[Opening Task input section]

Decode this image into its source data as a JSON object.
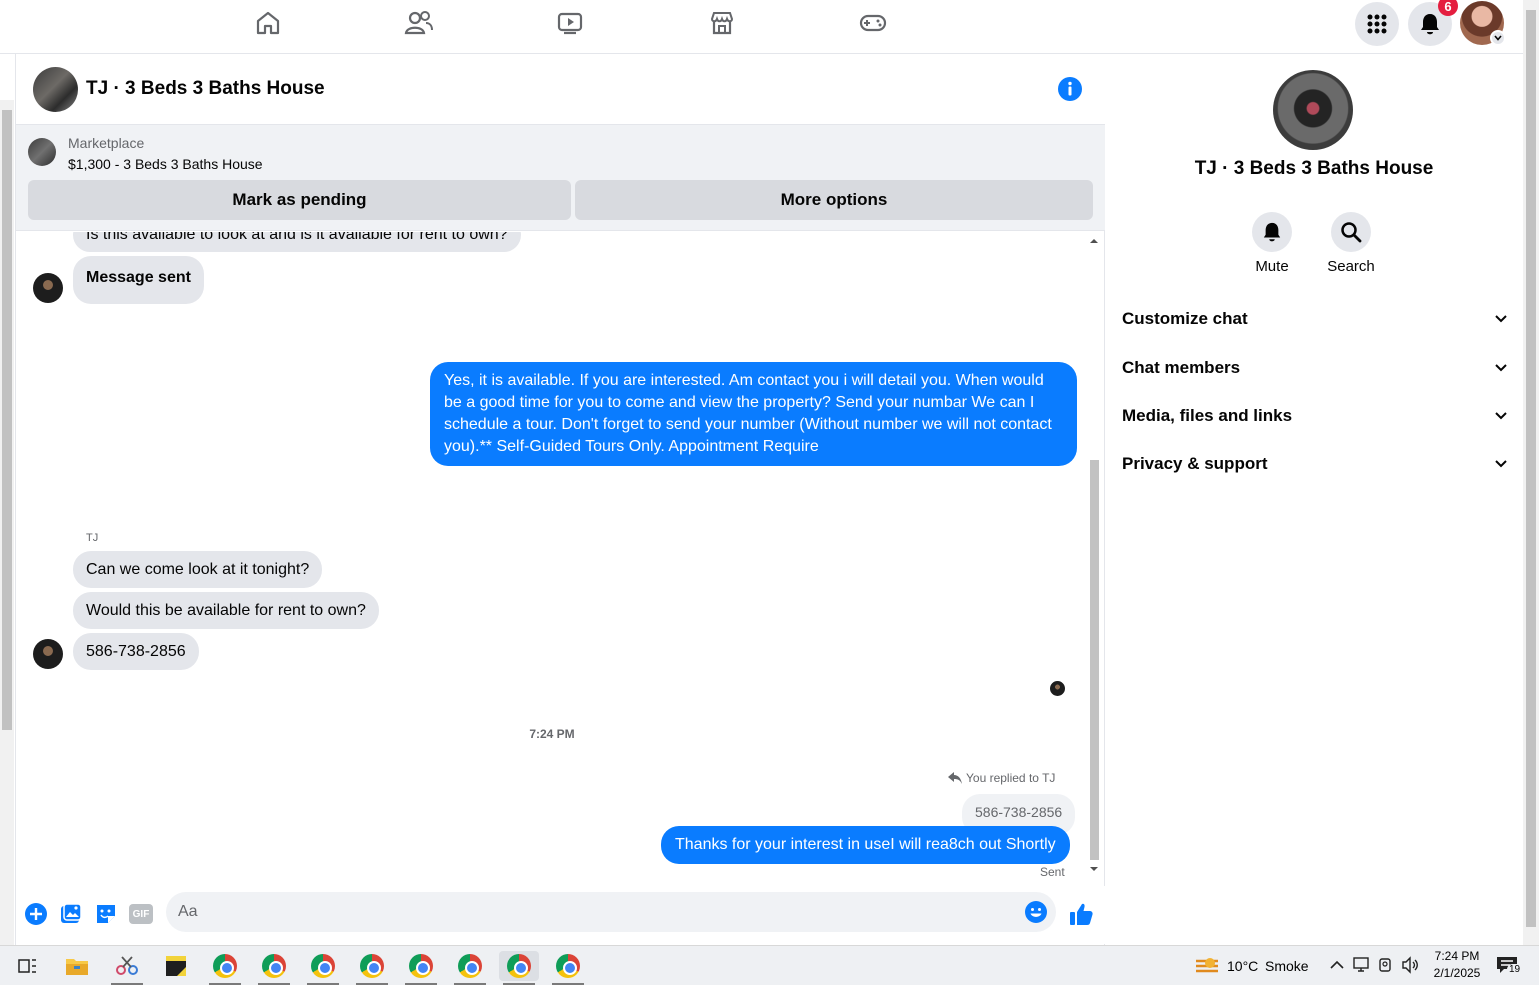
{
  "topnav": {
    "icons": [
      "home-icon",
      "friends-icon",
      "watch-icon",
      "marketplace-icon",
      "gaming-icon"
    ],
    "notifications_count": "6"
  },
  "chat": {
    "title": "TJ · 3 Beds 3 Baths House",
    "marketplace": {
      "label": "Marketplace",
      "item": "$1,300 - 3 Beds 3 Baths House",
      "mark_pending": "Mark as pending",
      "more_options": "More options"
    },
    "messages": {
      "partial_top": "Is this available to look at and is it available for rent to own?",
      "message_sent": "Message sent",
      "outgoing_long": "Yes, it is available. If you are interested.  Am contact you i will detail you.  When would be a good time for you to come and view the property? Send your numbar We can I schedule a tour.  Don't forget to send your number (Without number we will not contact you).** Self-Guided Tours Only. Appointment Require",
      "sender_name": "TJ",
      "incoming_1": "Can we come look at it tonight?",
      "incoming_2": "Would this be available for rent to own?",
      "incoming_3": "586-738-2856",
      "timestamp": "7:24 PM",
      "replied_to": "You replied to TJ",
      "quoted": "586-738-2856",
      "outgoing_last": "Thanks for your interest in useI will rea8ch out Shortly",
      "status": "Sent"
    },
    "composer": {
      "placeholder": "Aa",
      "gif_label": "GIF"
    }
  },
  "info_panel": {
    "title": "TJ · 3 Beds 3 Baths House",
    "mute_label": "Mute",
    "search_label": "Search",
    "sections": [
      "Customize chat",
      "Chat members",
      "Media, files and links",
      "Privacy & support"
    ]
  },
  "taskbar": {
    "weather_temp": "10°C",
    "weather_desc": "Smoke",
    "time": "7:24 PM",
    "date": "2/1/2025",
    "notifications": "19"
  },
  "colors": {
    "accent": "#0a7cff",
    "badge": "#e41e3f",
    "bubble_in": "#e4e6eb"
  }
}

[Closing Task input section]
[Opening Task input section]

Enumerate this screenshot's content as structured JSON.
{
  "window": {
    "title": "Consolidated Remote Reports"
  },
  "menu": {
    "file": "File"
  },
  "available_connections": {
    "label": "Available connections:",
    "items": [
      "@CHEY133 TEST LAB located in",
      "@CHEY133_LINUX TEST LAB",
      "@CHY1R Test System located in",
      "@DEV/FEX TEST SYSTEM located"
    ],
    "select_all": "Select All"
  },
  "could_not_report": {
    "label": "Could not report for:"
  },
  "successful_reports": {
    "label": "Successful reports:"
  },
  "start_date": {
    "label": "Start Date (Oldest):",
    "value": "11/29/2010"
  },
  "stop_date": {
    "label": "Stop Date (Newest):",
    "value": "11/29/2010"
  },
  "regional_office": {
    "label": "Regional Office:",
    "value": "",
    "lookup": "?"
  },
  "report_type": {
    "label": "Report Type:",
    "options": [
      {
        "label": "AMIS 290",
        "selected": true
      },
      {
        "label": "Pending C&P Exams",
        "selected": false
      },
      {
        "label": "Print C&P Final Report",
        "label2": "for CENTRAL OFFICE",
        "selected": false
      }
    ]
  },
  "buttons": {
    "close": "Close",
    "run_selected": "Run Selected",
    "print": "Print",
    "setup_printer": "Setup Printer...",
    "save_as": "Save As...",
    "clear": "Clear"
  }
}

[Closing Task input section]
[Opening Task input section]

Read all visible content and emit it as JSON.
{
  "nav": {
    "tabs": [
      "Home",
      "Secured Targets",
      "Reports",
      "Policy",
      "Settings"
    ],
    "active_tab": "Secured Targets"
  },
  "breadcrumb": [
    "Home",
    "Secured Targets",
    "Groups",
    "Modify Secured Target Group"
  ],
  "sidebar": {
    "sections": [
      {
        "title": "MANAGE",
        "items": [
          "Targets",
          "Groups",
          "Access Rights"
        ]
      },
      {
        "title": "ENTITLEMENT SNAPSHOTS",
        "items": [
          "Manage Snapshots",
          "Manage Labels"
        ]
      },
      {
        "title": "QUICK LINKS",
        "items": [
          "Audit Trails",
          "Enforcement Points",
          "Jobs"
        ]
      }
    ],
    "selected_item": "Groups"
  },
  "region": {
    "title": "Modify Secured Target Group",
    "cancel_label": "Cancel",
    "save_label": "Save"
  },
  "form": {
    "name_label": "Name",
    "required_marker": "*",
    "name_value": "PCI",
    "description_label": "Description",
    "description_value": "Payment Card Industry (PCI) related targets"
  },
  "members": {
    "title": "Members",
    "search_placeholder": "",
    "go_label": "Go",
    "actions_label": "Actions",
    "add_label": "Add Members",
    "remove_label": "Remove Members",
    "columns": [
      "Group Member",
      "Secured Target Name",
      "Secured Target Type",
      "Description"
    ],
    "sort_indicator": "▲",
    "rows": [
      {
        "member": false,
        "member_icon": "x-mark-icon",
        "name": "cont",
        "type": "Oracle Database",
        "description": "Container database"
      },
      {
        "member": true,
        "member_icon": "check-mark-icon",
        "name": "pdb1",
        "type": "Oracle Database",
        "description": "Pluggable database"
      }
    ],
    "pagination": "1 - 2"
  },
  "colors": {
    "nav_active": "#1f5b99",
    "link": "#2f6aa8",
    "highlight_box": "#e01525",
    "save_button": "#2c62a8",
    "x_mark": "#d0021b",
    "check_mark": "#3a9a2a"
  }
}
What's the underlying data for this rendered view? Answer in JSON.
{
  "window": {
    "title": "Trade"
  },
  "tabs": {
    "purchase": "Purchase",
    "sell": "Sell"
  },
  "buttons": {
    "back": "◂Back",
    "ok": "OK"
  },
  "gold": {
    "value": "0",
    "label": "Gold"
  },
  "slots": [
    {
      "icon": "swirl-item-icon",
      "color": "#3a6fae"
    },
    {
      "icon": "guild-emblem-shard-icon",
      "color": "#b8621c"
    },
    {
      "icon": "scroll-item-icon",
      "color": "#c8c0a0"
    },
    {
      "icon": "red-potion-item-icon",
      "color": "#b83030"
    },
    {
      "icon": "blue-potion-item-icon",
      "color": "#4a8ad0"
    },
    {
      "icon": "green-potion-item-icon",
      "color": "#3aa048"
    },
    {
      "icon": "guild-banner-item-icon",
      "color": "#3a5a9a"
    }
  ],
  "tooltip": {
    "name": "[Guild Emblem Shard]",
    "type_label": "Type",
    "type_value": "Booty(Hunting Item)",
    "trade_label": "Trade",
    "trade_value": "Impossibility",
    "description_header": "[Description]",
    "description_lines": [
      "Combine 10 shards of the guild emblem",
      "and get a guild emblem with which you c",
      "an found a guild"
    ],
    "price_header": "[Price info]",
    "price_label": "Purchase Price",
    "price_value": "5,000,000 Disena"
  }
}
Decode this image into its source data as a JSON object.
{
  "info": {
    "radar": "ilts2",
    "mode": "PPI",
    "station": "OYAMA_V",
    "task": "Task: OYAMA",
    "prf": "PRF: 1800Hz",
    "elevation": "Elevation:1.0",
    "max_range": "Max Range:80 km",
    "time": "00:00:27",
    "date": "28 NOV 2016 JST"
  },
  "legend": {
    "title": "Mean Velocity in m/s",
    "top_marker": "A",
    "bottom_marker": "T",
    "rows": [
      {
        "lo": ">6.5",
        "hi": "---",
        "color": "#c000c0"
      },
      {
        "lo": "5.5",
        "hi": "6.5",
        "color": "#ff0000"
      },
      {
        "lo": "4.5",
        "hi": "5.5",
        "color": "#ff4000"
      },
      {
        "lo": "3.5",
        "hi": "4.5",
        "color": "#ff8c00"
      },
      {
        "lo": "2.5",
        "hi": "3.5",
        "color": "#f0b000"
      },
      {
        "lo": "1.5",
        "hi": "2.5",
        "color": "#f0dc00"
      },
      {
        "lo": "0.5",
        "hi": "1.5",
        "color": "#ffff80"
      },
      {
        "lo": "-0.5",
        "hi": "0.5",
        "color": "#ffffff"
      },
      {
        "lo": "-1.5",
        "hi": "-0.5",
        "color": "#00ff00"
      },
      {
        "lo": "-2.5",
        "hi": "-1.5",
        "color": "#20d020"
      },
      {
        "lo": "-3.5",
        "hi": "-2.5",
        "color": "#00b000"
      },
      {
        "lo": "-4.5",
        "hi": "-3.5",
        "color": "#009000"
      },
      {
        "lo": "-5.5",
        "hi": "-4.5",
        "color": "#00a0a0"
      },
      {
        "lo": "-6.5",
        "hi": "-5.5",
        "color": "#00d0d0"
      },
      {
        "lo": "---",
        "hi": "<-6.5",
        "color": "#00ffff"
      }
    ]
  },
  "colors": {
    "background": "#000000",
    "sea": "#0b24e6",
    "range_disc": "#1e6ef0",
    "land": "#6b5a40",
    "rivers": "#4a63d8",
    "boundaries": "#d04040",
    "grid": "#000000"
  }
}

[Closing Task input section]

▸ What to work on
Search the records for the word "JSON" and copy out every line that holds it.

▸ Result for this exercise
Decode this image into its source data as a JSON object.
Enumerate this screenshot's content as structured JSON.
Read all visible content and emit it as JSON.
What's the underlying data for this rendered view? Answer in JSON.
Decode this image into its source data as a JSON object.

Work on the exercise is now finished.